Her message got me to thinking about our industry. So many times in my career I have been helped both directly and indirectly by fellow superintendents. Whether it was through a mentor, a fellow super from a nearby course, or from one a half a world away, asking and receiving guidance has allowed me to grow both personally and professionally. There have been times when it was tough, but learning that it was okay to ask for help has made a huge difference for me both as a green keeper and as a person.
For many of us asking for help is viewed as a sign of weakness. If we can't do it ourselves, we will just keep bashing away until we get it close enough. It's either our way or our way. Now you can call it what you will; pride, stubbornness, ego... it doesn't really matter, all it does is hold us back. If we are not open to new ways of approaching the problems we face every day, we are doomed to repeat the same mistakes for eternity. The accumulation of these mistakes usually ends up in job loss, confusion, and bitterness.
The times we get stuck are the times in our lives that are ripe for growth. Admitting that we don't know how to tackle a problem is not a sign of weakness... it's a sign of wisdom. We are surrounded by a world of people who are willing to help at the drop of a hat. Just think about it in reverse... if someone came to you needing help, would you hesitate to lend them a hand? Would you think them weak and incompetent because they needed advice? One would hope not.
Allowing yourself the space to "not know" can be a powerful tool in your life. It not only teaches us humility, but it can empower us to press forward and learn a new skill. It also indirectly helps the person who helps us out, because who doesn't feel good when you help someone?

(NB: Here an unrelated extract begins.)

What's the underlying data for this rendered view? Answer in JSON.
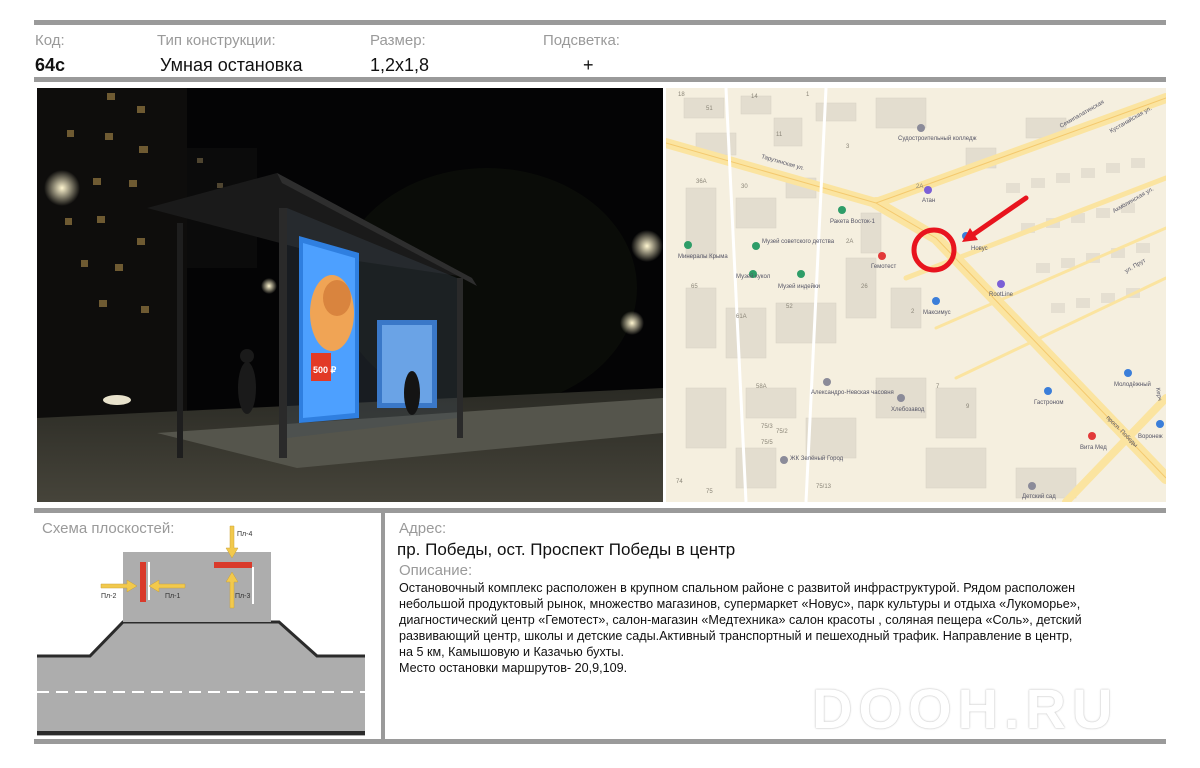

So the next time you get stumped, ask for help. Go on line (TurfNet would be a good start), phone a colleague, or ask your crew (they know more than you think). The solution to your problem may just be a simple question away... you just have to be willing to ask.